Capacity is a customer’s ability to do what they're in business for. In other words, how capable is the company at running a trucking operation?
XTRA Lease looks at such factors as
- What kind of a fleet do you run? What’s the condition of the fleet? How does the yard look?
- How’s the business environment? Are the phones ringing? How does the facility operate? Are you physically in a good operating position to meet the needs of your business?
- What’s your business model like? What’s your customer base? Do one or two customers provide most of your revenue?
There’s no strict science for measuring capacity, but it’s a contributor that’s going to be evaluated when you try to lease trailers or get financing.
What’s not a factor?
There are two credit-related C’s that XTRA Lease doesn’t consider in evaluating credit potential: conditions and collateral.
Unlike many lenders and lessors, we don’t consider the economy when assessing risk.
“Our company, through good times and bad, has never modified our risk assessment criteria based on what’s happening with the economy,” says Heggs. “We’ve always been consistent in how we evaluate a company’s risk.”

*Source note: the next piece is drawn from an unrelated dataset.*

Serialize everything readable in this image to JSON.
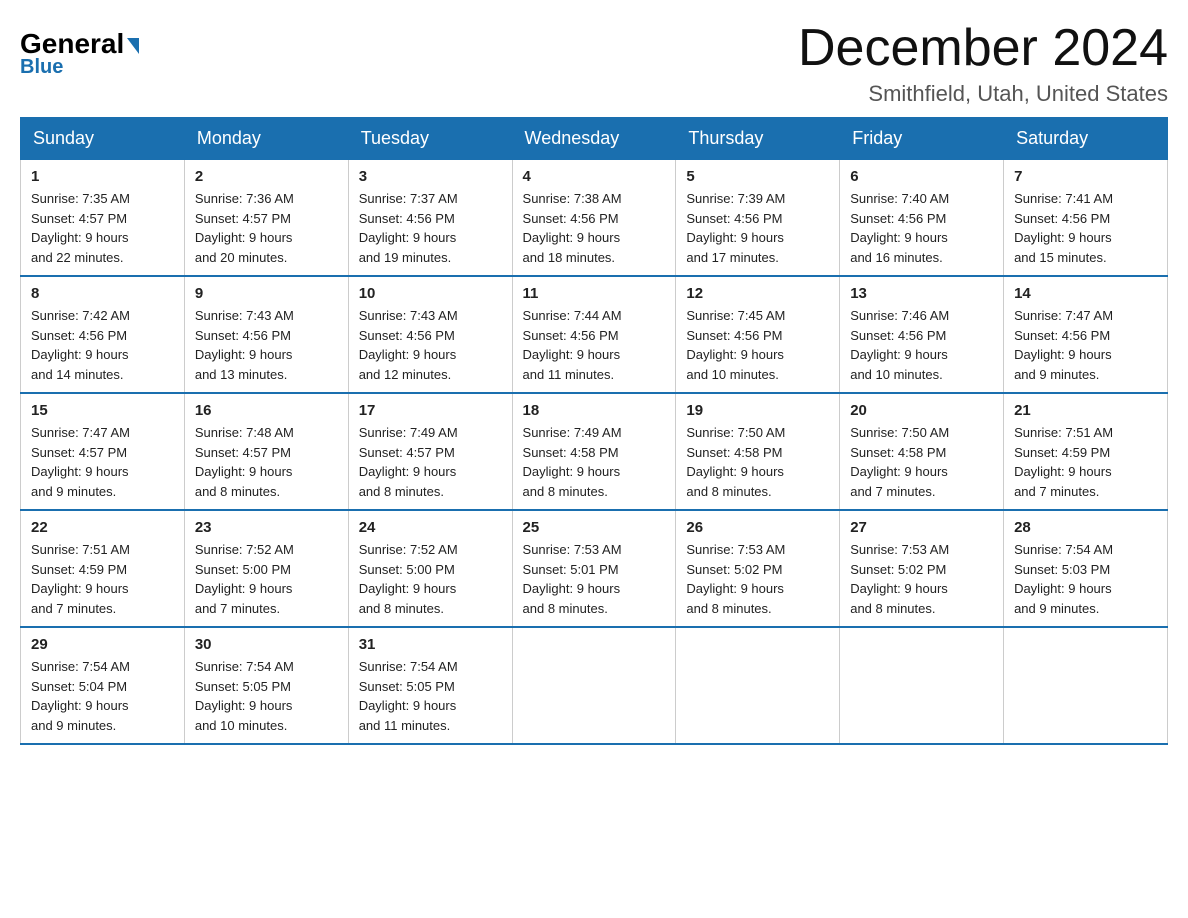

“We never base a company’s risk assessment on collateral,” says Heggs. “We look at the fundamentals. If a company can support their case with collateral, it may help. But we don’t award a deal based on collateral.”
Basically, XTRA Lease determines whether a company applying for credit is worth what it says it’s worth by examining financial statements and reviewing fundamentals: company structure, fleet data, customer base, operations, etc.

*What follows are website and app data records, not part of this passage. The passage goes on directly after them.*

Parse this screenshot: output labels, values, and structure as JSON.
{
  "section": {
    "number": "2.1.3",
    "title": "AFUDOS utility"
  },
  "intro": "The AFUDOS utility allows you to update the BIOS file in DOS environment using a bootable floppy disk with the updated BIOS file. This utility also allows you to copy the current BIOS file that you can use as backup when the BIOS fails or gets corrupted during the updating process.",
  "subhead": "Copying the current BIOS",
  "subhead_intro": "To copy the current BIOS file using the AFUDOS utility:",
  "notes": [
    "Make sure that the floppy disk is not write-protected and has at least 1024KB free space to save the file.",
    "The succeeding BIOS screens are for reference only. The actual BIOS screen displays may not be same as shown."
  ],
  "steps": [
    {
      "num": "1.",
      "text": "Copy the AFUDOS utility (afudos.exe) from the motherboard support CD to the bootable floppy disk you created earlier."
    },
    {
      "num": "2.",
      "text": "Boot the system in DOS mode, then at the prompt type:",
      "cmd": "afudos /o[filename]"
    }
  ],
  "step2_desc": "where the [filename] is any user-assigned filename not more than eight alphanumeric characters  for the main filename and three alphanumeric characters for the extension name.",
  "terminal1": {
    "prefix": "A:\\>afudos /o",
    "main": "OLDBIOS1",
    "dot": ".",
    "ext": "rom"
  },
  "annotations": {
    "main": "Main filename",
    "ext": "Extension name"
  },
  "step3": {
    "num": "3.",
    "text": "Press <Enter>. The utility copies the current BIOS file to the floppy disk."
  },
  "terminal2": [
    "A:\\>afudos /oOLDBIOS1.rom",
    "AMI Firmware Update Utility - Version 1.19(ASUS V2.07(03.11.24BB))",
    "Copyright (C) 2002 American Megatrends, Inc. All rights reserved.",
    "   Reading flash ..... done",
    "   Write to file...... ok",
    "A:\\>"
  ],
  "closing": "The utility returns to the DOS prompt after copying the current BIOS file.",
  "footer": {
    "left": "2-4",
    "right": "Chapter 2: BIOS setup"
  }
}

The biggest challenge many trucking companies face is when they reach a certain revenue level. Managing the company becomes much more complicated and owners who want to continue to grow their business need professional financial advice.
“If you’re at that point and are still trying to do everything in-house, most lenders will be cautious in assessing risk,” Heggs says. “That’s the time to have a solid relationship with your bank. Make arrangements for cash-flow financing. Hire an accountant to advise you on your business’s finances.”
Leasing: financials are key to approval
For customers who want trailers on a long-term lease, the most important factor is financial capacity. And it's important to provide financial documents that are prepared by an outside accounting firm.
“If you want someone to take a risk on your business and you don’t have an outside accounting firm, you may limit a lender’s willingness to provide you credit,” says Heggs.
Renting: prompt payment is key to approval
For a small, growing company that wants to rent trailers, the most important factor is paying on time. If you have a history of prompt payments, your chances of being approved to rent increase greatly.
Going forward, as you continue to pay on time, your credit grows with XTRA Lease.
“Part of what we do is grow with the customer,” says Heggs. “We’re thorough and do a detailed evaluation. We want to help our customers succeed.”
This post illustrates what XTRA Lease does to assign credit limits for rental and lease trailers. Although we touch on general aspects of how creditors assess risk-worthiness, we do not speak for the trailer leasing industry in general or for any other trailer lessor.
There’s a lot of information online and in print about business credit. The U.S. Small Business Administration is a good place to start if you want to learn more about business credit.